I always knew I'd be a father. I don't know how I knew, but as far back as I can recall, I knew I would grow up and have children. I remember the day my wife told me that she was definitely pregnant. We were sitting outside on a hot August day. I remember the green grass, the leaves on the bushes, the breeze, and the agitation in my body. I remember sitting back--this I remember best of all--and feeling that the axis of the universe had shifted; I was almost dizzy from it.
From that moment on, nothing was the same. I was a new man. The concerns of the old man were irrelevant--important in their day, but that day was done. Everything I would do I would now do as a father, as a man responsible for bringing a new world to birth. I felt a powerful need for some kind of purification ritual, something that symbolized the end of the old universe and the beginning of the new. But there is no such ritual.
It's been almost 11 years since then, and I am now a father three times over. I was right that day.
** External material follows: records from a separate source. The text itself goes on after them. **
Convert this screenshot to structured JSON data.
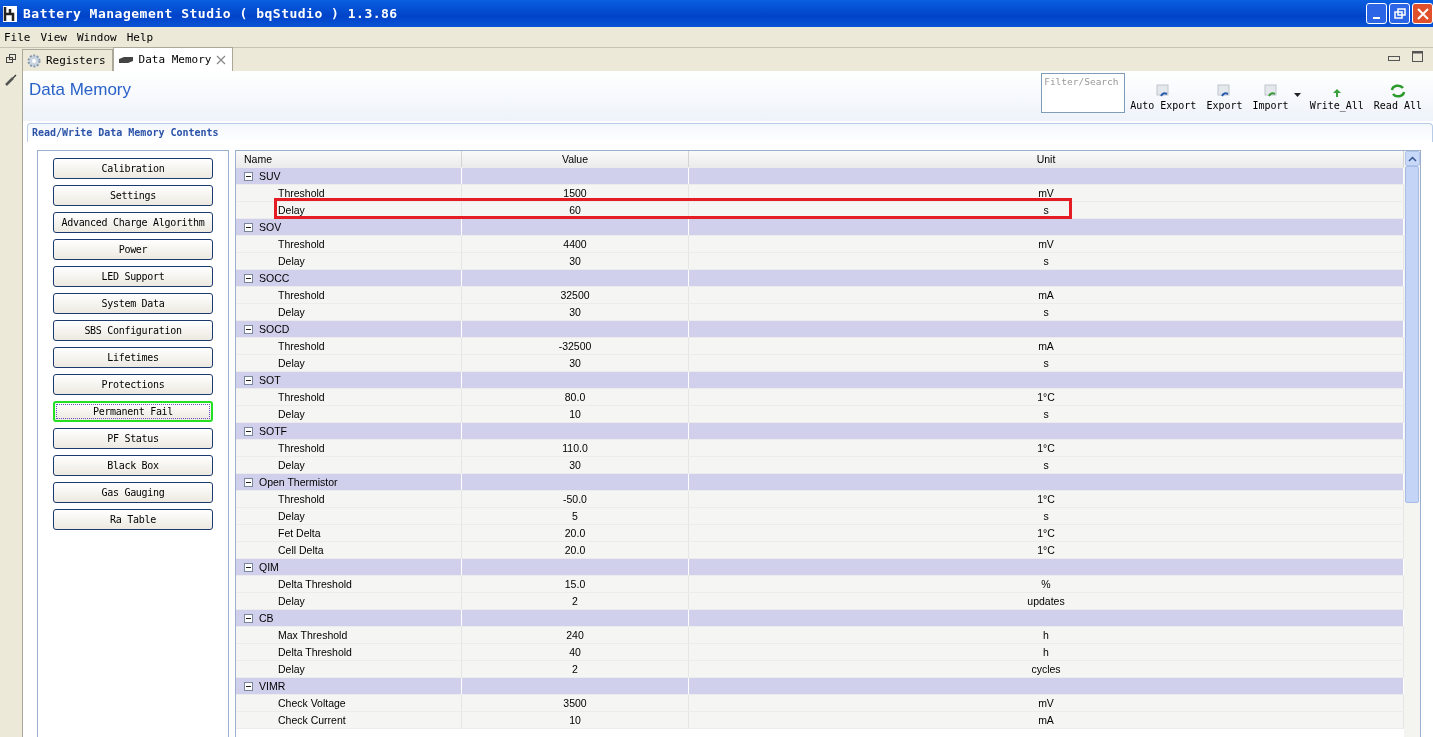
{
  "window": {
    "title": "Battery Management Studio ( bqStudio ) 1.3.86"
  },
  "menu": [
    "File",
    "View",
    "Window",
    "Help"
  ],
  "tabs": [
    {
      "label": "Registers",
      "selected": false
    },
    {
      "label": "Data Memory",
      "selected": true
    }
  ],
  "header": {
    "title": "Data Memory",
    "search": {
      "placeholder": "Filter/Search"
    },
    "actions": [
      {
        "label": "Auto Export",
        "kind": "export"
      },
      {
        "label": "Export",
        "kind": "export"
      },
      {
        "label": "Import",
        "kind": "import"
      },
      {
        "label": "Write_All",
        "kind": "write"
      },
      {
        "label": "Read All",
        "kind": "read"
      }
    ]
  },
  "section_title": "Read/Write Data Memory Contents",
  "categories": [
    {
      "label": "Calibration",
      "selected": false
    },
    {
      "label": "Settings",
      "selected": false
    },
    {
      "label": "Advanced Charge Algorithm",
      "selected": false
    },
    {
      "label": "Power",
      "selected": false
    },
    {
      "label": "LED Support",
      "selected": false
    },
    {
      "label": "System Data",
      "selected": false
    },
    {
      "label": "SBS Configuration",
      "selected": false
    },
    {
      "label": "Lifetimes",
      "selected": false
    },
    {
      "label": "Protections",
      "selected": false
    },
    {
      "label": "Permanent Fail",
      "selected": true
    },
    {
      "label": "PF Status",
      "selected": false
    },
    {
      "label": "Black Box",
      "selected": false
    },
    {
      "label": "Gas Gauging",
      "selected": false
    },
    {
      "label": "Ra Table",
      "selected": false
    }
  ],
  "table": {
    "columns": [
      "Name",
      "Value",
      "Unit"
    ],
    "groups": [
      {
        "name": "SUV",
        "expanded": true,
        "children": [
          {
            "name": "Threshold",
            "value": "1500",
            "unit": "mV",
            "highlighted": false
          },
          {
            "name": "Delay",
            "value": "60",
            "unit": "s",
            "highlighted": true
          }
        ]
      },
      {
        "name": "SOV",
        "expanded": true,
        "children": [
          {
            "name": "Threshold",
            "value": "4400",
            "unit": "mV",
            "highlighted": false
          },
          {
            "name": "Delay",
            "value": "30",
            "unit": "s",
            "highlighted": false
          }
        ]
      },
      {
        "name": "SOCC",
        "expanded": true,
        "children": [
          {
            "name": "Threshold",
            "value": "32500",
            "unit": "mA",
            "highlighted": false
          },
          {
            "name": "Delay",
            "value": "30",
            "unit": "s",
            "highlighted": false
          }
        ]
      },
      {
        "name": "SOCD",
        "expanded": true,
        "children": [
          {
            "name": "Threshold",
            "value": "-32500",
            "unit": "mA",
            "highlighted": false
          },
          {
            "name": "Delay",
            "value": "30",
            "unit": "s",
            "highlighted": false
          }
        ]
      },
      {
        "name": "SOT",
        "expanded": true,
        "children": [
          {
            "name": "Threshold",
            "value": "80.0",
            "unit": "1°C",
            "highlighted": false
          },
          {
            "name": "Delay",
            "value": "10",
            "unit": "s",
            "highlighted": false
          }
        ]
      },
      {
        "name": "SOTF",
        "expanded": true,
        "children": [
          {
            "name": "Threshold",
            "value": "110.0",
            "unit": "1°C",
            "highlighted": false
          },
          {
            "name": "Delay",
            "value": "30",
            "unit": "s",
            "highlighted": false
          }
        ]
      },
      {
        "name": "Open Thermistor",
        "expanded": true,
        "children": [
          {
            "name": "Threshold",
            "value": "-50.0",
            "unit": "1°C",
            "highlighted": false
          },
          {
            "name": "Delay",
            "value": "5",
            "unit": "s",
            "highlighted": false
          },
          {
            "name": "Fet Delta",
            "value": "20.0",
            "unit": "1°C",
            "highlighted": false
          },
          {
            "name": "Cell Delta",
            "value": "20.0",
            "unit": "1°C",
            "highlighted": false
          }
        ]
      },
      {
        "name": "QIM",
        "expanded": true,
        "children": [
          {
            "name": "Delta Threshold",
            "value": "15.0",
            "unit": "%",
            "highlighted": false
          },
          {
            "name": "Delay",
            "value": "2",
            "unit": "updates",
            "highlighted": false
          }
        ]
      },
      {
        "name": "CB",
        "expanded": true,
        "children": [
          {
            "name": "Max Threshold",
            "value": "240",
            "unit": "h",
            "highlighted": false
          },
          {
            "name": "Delta Threshold",
            "value": "40",
            "unit": "h",
            "highlighted": false
          },
          {
            "name": "Delay",
            "value": "2",
            "unit": "cycles",
            "highlighted": false
          }
        ]
      },
      {
        "name": "VIMR",
        "expanded": true,
        "children": [
          {
            "name": "Check Voltage",
            "value": "3500",
            "unit": "mV",
            "highlighted": false
          },
          {
            "name": "Check Current",
            "value": "10",
            "unit": "mA",
            "highlighted": false
          }
        ]
      }
    ]
  }
}
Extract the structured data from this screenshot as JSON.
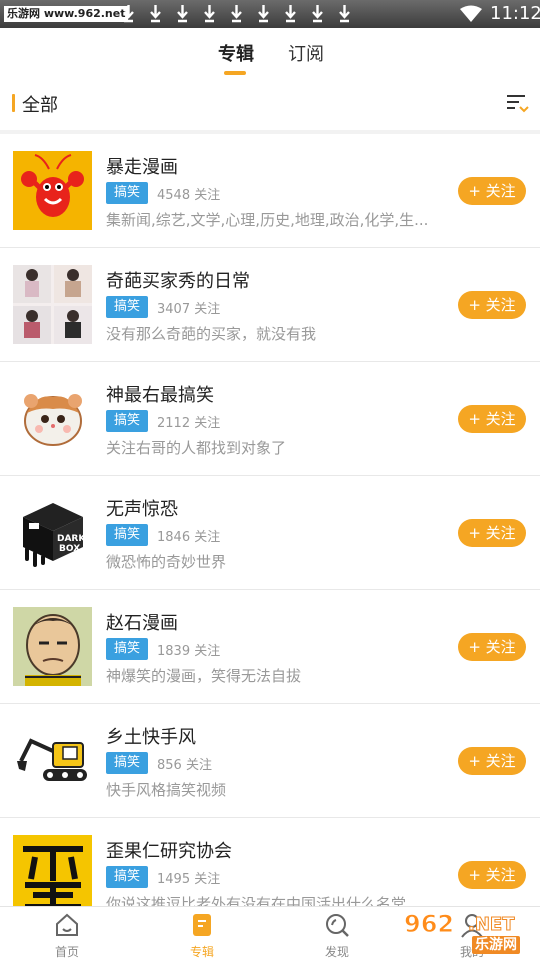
{
  "status_bar": {
    "site": "乐游网 www.962.net",
    "time": "11:12"
  },
  "tabs": [
    {
      "label": "专辑"
    },
    {
      "label": "订阅"
    }
  ],
  "section": {
    "title": "全部"
  },
  "items": [
    {
      "title": "暴走漫画",
      "tag": "搞笑",
      "count": "4548 关注",
      "desc": "集新闻,综艺,文学,心理,历史,地理,政治,化学,生...",
      "follow": "+ 关注",
      "thumb": "red-crayfish-logo"
    },
    {
      "title": "奇葩买家秀的日常",
      "tag": "搞笑",
      "count": "3407 关注",
      "desc": "没有那么奇葩的买家，就没有我",
      "follow": "+ 关注",
      "thumb": "buyer-show-collage"
    },
    {
      "title": "神最右最搞笑",
      "tag": "搞笑",
      "count": "2112 关注",
      "desc": "关注右哥的人都找到对象了",
      "follow": "+ 关注",
      "thumb": "hamster-cartoon"
    },
    {
      "title": "无声惊恐",
      "tag": "搞笑",
      "count": "1846 关注",
      "desc": "微恐怖的奇妙世界",
      "follow": "+ 关注",
      "thumb": "dark-box-logo"
    },
    {
      "title": "赵石漫画",
      "tag": "搞笑",
      "count": "1839 关注",
      "desc": "神爆笑的漫画，笑得无法自拔",
      "follow": "+ 关注",
      "thumb": "cartoon-face"
    },
    {
      "title": "乡土快手风",
      "tag": "搞笑",
      "count": "856 关注",
      "desc": "快手风格搞笑视频",
      "follow": "+ 关注",
      "thumb": "excavator-cartoon"
    },
    {
      "title": "歪果仁研究协会",
      "tag": "搞笑",
      "count": "1495 关注",
      "desc": "你说这推逗比老外有没有在中国活出什么名堂",
      "follow": "+ 关注",
      "thumb": "wai-character-logo"
    }
  ],
  "bottom_nav": [
    {
      "label": "首页",
      "icon": "home-icon"
    },
    {
      "label": "专辑",
      "icon": "album-icon"
    },
    {
      "label": "发现",
      "icon": "discover-icon"
    },
    {
      "label": "我的",
      "icon": "profile-icon"
    }
  ],
  "watermark": {
    "number": "962",
    "suffix": ".NET",
    "cn": "乐游网"
  },
  "colors": {
    "accent": "#f5a623",
    "tag": "#3aa0e0"
  }
}
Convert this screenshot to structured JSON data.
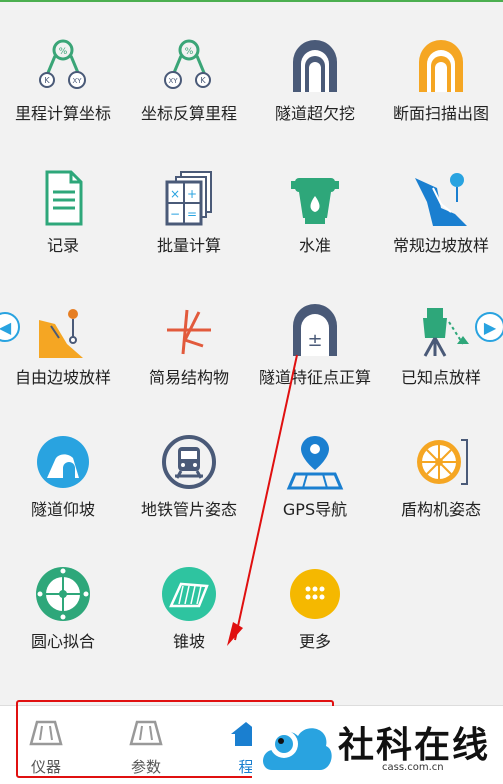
{
  "grid": {
    "items": [
      {
        "label": "里程计算坐标",
        "icon": "km-xy-calc-icon"
      },
      {
        "label": "坐标反算里程",
        "icon": "xy-km-calc-icon"
      },
      {
        "label": "隧道超欠挖",
        "icon": "tunnel-overbreak-icon"
      },
      {
        "label": "断面扫描出图",
        "icon": "section-scan-icon"
      },
      {
        "label": "记录",
        "icon": "record-document-icon"
      },
      {
        "label": "批量计算",
        "icon": "batch-calc-icon"
      },
      {
        "label": "水准",
        "icon": "level-instrument-icon"
      },
      {
        "label": "常规边坡放样",
        "icon": "slope-layout-icon"
      },
      {
        "label": "自由边坡放样",
        "icon": "free-slope-icon"
      },
      {
        "label": "简易结构物",
        "icon": "simple-structure-icon"
      },
      {
        "label": "隧道特征点正算",
        "icon": "tunnel-feature-point-icon"
      },
      {
        "label": "已知点放样",
        "icon": "known-point-layout-icon"
      },
      {
        "label": "隧道仰坡",
        "icon": "tunnel-slope-icon"
      },
      {
        "label": "地铁管片姿态",
        "icon": "metro-segment-icon"
      },
      {
        "label": "GPS导航",
        "icon": "gps-navigation-icon"
      },
      {
        "label": "盾构机姿态",
        "icon": "shield-machine-icon"
      },
      {
        "label": "圆心拟合",
        "icon": "circle-fit-icon"
      },
      {
        "label": "锥坡",
        "icon": "cone-slope-icon"
      },
      {
        "label": "更多",
        "icon": "more-icon"
      }
    ]
  },
  "bottom_nav": {
    "tabs": [
      {
        "label": "仪器"
      },
      {
        "label": "参数"
      },
      {
        "label": "程"
      }
    ]
  },
  "watermark": {
    "text": "社科在线",
    "url": "cass.com.cn"
  },
  "colors": {
    "accent_blue": "#29a3e0",
    "green": "#3cb371",
    "orange": "#f5a623",
    "dark_slate": "#4a5a78",
    "annotation_red": "#e01010"
  }
}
The universe did shift on its axis, everything was new, the old world was gone, and a new one was born.
My experiences are what most fathers experience: the unparalleled joy of holding your new child; the terrible certainty that you will make mistakes; the longing to protect; the regret of missed opportunities; the shameful pain of admitting to failure--again; the desperate fear that your sick child might die; the wonder of realizing that your bond with your wife will last not only as long as you both live but beyond.